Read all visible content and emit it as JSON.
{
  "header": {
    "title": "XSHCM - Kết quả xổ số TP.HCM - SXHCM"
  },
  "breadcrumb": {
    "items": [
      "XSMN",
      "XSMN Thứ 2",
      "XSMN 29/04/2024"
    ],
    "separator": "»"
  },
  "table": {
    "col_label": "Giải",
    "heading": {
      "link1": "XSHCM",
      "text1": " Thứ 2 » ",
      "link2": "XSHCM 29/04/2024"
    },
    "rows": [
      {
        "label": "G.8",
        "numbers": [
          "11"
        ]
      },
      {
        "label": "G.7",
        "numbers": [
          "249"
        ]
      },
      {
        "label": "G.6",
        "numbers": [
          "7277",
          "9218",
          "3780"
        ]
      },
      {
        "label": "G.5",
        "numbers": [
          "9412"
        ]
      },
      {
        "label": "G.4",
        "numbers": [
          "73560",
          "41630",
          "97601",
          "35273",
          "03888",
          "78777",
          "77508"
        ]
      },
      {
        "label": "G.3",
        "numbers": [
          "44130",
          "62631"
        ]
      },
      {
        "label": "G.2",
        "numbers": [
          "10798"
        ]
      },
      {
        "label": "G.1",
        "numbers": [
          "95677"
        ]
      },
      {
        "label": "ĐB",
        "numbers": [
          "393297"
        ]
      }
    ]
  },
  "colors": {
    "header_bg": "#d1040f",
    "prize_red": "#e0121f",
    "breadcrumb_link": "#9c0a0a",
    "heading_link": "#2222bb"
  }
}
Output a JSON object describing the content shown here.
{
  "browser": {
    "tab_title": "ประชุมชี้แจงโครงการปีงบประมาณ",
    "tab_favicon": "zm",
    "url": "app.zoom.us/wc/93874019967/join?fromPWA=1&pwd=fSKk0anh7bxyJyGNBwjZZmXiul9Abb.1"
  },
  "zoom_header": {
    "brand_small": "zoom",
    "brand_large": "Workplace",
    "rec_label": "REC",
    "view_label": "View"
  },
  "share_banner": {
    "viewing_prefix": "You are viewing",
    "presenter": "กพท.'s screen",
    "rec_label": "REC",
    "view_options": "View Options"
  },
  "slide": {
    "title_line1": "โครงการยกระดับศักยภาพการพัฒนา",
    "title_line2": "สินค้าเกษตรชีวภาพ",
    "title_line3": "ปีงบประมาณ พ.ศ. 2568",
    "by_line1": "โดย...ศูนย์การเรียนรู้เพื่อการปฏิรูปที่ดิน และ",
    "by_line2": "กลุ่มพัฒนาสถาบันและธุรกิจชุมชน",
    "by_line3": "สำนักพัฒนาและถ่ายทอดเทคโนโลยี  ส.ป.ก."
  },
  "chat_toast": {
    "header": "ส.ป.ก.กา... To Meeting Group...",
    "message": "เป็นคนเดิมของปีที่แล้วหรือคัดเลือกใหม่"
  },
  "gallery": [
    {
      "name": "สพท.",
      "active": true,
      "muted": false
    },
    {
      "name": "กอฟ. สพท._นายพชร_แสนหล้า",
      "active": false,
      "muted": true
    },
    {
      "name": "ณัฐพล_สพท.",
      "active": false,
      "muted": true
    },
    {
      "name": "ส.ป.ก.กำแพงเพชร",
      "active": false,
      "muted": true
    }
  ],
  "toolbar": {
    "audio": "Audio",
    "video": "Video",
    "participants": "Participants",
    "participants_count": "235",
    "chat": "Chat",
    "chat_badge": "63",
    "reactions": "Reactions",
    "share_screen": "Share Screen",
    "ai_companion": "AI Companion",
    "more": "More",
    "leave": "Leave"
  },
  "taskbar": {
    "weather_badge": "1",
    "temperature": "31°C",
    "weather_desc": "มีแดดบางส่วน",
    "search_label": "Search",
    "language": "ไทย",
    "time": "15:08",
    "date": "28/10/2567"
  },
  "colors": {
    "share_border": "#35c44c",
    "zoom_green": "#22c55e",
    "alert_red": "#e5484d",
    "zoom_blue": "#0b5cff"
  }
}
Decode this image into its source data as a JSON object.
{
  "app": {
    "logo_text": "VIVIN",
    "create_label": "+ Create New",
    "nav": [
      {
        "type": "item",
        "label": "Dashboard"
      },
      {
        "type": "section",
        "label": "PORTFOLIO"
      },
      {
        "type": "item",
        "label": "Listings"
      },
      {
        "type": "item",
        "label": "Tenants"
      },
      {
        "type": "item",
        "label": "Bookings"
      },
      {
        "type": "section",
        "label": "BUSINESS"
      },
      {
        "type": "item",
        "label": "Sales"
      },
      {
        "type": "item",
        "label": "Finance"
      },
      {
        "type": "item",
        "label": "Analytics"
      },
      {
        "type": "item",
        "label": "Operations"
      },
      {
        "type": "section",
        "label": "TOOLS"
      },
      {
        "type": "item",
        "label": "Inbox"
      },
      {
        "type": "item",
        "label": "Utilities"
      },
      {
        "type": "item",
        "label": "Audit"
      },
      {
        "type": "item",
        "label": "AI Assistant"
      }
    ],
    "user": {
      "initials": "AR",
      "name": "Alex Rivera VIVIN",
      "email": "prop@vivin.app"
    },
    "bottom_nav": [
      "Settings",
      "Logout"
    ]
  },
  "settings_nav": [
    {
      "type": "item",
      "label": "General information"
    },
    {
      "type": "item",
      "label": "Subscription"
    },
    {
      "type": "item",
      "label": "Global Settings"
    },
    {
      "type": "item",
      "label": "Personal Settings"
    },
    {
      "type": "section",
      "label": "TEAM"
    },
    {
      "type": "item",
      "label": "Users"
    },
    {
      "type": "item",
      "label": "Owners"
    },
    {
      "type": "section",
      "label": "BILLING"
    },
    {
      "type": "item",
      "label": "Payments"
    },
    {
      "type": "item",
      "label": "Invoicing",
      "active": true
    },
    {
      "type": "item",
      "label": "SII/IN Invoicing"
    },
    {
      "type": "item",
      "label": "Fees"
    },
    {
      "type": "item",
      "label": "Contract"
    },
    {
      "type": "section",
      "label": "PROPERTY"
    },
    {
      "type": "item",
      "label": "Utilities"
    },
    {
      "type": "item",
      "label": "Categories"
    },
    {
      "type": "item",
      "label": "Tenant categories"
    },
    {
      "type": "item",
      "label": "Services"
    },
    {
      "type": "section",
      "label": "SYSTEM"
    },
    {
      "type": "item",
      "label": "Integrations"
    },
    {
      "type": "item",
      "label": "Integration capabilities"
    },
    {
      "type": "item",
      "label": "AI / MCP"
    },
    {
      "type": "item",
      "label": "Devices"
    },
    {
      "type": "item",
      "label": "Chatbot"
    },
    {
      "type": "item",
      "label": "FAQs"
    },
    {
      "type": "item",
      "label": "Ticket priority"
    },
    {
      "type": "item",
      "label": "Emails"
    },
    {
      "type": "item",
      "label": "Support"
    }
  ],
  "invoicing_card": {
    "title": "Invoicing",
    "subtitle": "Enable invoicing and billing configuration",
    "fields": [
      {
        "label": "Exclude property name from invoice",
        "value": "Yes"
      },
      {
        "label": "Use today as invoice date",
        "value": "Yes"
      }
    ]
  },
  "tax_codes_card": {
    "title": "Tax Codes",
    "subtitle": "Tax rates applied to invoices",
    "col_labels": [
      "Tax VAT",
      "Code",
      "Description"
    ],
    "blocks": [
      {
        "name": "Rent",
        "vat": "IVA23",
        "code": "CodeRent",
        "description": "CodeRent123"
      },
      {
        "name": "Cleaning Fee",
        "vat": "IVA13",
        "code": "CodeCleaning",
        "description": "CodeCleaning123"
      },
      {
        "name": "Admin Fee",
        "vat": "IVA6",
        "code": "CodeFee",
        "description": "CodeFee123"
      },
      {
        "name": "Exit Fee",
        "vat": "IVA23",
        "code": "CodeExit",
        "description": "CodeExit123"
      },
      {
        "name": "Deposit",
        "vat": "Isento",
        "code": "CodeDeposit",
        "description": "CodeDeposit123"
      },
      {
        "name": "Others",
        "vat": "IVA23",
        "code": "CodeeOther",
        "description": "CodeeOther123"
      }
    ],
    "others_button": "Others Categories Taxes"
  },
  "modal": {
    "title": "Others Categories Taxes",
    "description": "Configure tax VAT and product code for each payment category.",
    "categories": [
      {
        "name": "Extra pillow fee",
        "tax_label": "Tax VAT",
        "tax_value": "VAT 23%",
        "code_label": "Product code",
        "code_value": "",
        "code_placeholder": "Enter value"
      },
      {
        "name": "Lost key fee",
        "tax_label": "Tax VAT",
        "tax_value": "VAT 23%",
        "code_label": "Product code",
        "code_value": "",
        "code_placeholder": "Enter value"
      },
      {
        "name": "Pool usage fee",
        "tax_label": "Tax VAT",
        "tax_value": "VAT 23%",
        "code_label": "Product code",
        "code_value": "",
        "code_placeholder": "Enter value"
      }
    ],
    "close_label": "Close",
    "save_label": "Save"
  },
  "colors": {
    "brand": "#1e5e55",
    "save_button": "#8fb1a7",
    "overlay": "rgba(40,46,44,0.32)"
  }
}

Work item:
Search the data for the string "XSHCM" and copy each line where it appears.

Solution to this task:
    "title": "XSHCM - Kết quả xổ số TP.HCM - SXHCM"
      "link1": "XSHCM",
      "link2": "XSHCM 29/04/2024"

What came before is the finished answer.